[What follows is taken from House of Commons Hansard (columns 893-894) on this date in 1998:]
Mr Tam Dalyell (Linlithgow) Pursuant to his answer of 6 July—Official Report, Scottish Grand Committee, 6 July 1998; c 6—what assessment he made of the implications of his description of the Libyan suspects in respect of the Lockerbie bombing as the perpetrators of that bombing for the conduct of any court proceedings in Scotland. 
The Minister for Home Affairs and Devolution, Scottish Office (Mr Henry McLeish) On 10 July, I wrote to my hon. Friend explaining that that was merely a slip of the tongue on my part in failing to refer to the two Libyan accused as the "alleged perpetrators". The Government are committed to a fair trial for the two Libyan suspects.
Mr Dalyell I have no supplementary question as I have an Adjournment debate on the subject tonight.
Mr James Wallace (Orkney and Shetland) Can the Minister comment on today's reports that the Government are about to change their policy on the locus of any trial? As a lawyer, I have reservations about such a precedent, but does he agree that it is in the interests of the victims' families that the accused should be brought to trial and that that may overcome concern about where that trial should be held?
Mr McLeish We are dealing with an act of mass murder. The Government are determined to bring those responsible to justice, and that has always been our objective. It remains our view that a Scottish or a United States court is the place for the trial. We do not accept criticism of the Scottish judicial system and its procedures, in which we have every confidence. However, we are willing to explore any option that will bring justice for the families, and discussions on such options have taken place from time to time.
Dr Liam Fox (Woodspring) May I ask for clarification of that answer? Is today's story inThe Guardian true? Have the Foreign Secretary and the American Secretary of State discussed the matter, and is a statement forthcoming shortly? If so, when will the Lord Advocate—the independent prosecutor—make a statement in the House of Lords, to which he is responsible, as he promised to do on 25 June?

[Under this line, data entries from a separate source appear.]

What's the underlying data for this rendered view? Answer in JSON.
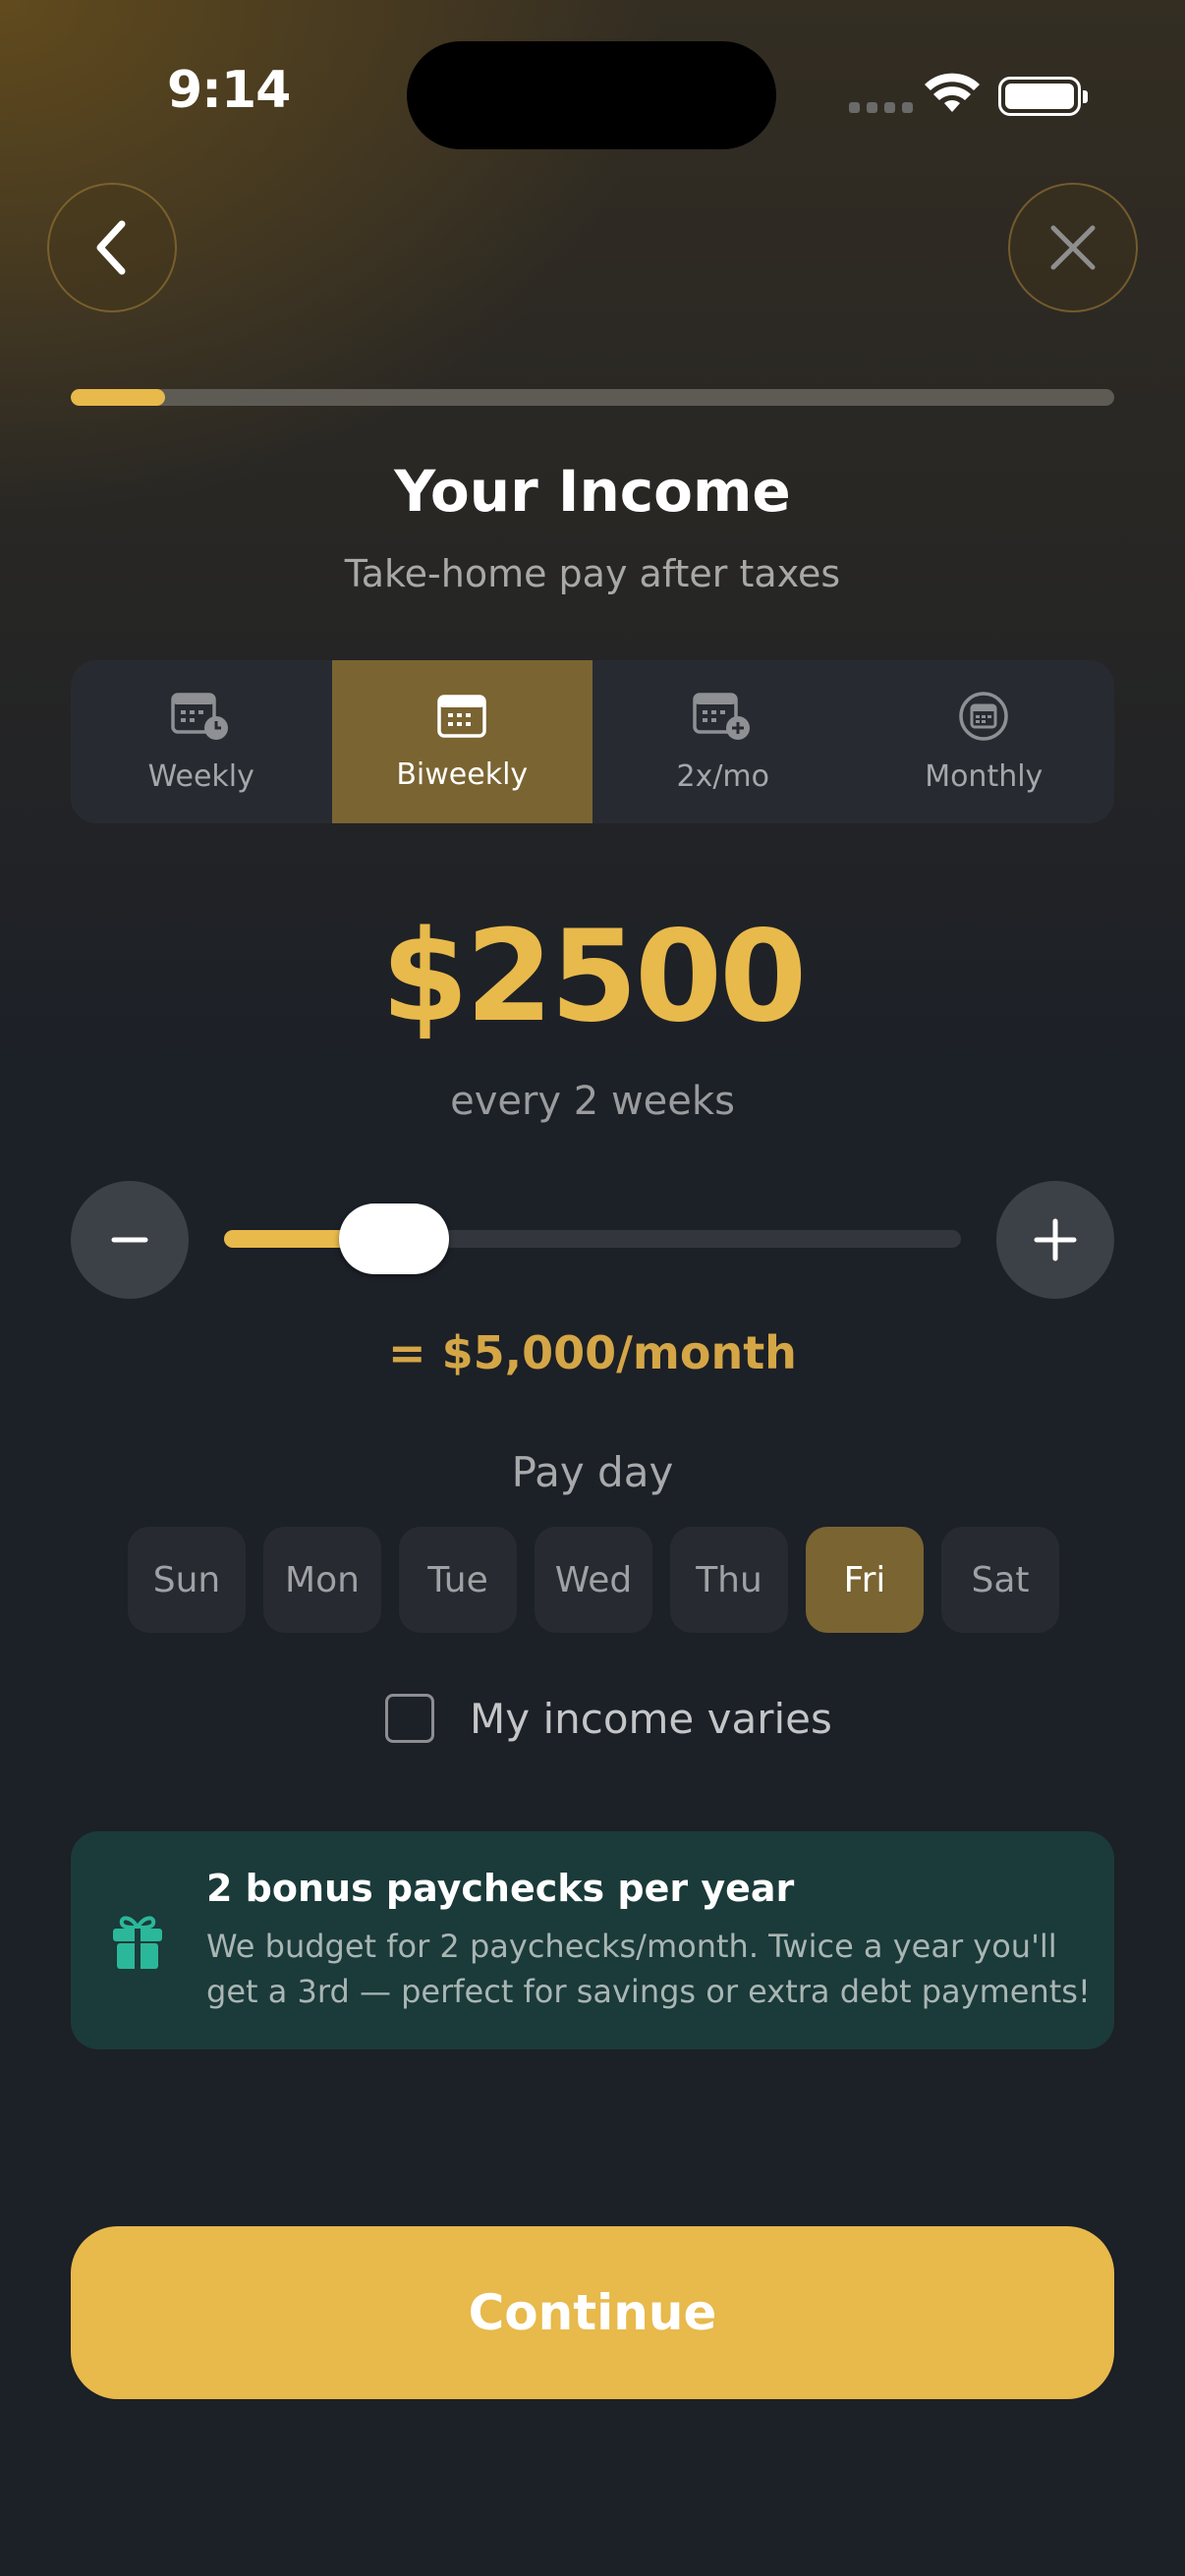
{
  "status_bar": {
    "time": "9:14"
  },
  "progress": {
    "fraction": 0.09
  },
  "header": {
    "title": "Your Income",
    "subtitle": "Take-home pay after taxes"
  },
  "frequency": {
    "options": [
      {
        "label": "Weekly",
        "icon": "calendar-clock-icon"
      },
      {
        "label": "Biweekly",
        "icon": "calendar-icon"
      },
      {
        "label": "2x/mo",
        "icon": "calendar-plus-icon"
      },
      {
        "label": "Monthly",
        "icon": "calendar-circle-icon"
      }
    ],
    "selected": "Biweekly"
  },
  "income": {
    "amount": "$2500",
    "period": "every 2 weeks",
    "slider_fraction": 0.23,
    "monthly_equivalent": "= $5,000/month"
  },
  "payday": {
    "label": "Pay day",
    "days": [
      "Sun",
      "Mon",
      "Tue",
      "Wed",
      "Thu",
      "Fri",
      "Sat"
    ],
    "selected": "Fri"
  },
  "varies": {
    "label": "My income varies",
    "checked": false
  },
  "bonus_card": {
    "icon": "gift-icon",
    "title": "2 bonus paychecks per year",
    "text": "We budget for 2 paychecks/month. Twice a year you'll get a 3rd — perfect for savings or extra debt payments!"
  },
  "cta": {
    "label": "Continue"
  },
  "colors": {
    "accent": "#e8b94b",
    "selected_bg": "#7a6431",
    "background": "#1c2027",
    "bonus_bg": "#1b3a3a",
    "gift": "#2bb79a"
  }
}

Mr McLeish It is no secret that my right hon Friend the Foreign Secretary is in close contact with his American counterpart on issues of mutual interest, of which Lockerbie is a major one. Options are always being explored, and nothing has ever been ruled out. I am sure that the hon Gentleman would not wish me to speculate on this morning's press comment.
Dr Fox Given the Government's record of leaking and speculating to the press before coming to the House, we have an absolute right to know that the Government are not considering a change of policy. I asked the Minister a simple question. Is the essence of the story in The Guardian this morning true, or is it not true?
Mr McLeish The House will accept that this is a serious issue. Let me repeat that discussions have taken place—and are taking place—about important subjects, of which this is one. No prudent Government would wish to rule out any option. We are dealing with an act of mass murder, and we owe it to the families to bring those responsible to justice. That is our key objective, and I hope that the House can unite around it. It would be foolish to speculate on press comment. All options are being considered, and the House should have confidence in my right hon. Friend the Foreign Secretary, who will do his best for the families and for justice.
Dr Fox As we approach the summer recess, is it reasonable to assume that there will be no change in policy while hon Members will be unable to ask appropriate questions of Ministers? Will the Minister continue to defend the principle—defended by the Government and their predecessors—that there will be no caving in to political expediency? We must not open up the possibility of years of litigation in a foreign court rather than the achievement of the swift resolution of the Lockerbie case that the relatives, Members of the House and the people of Scotland all want.
Mr McLeish The hon Gentleman is simply not listening. I said in my opening comments that our view remains that a Scottish or United States court is the place for this trial. We do not accept criticisms of the system, and we continue to have every confidence in the Scottish judicial system and procedures.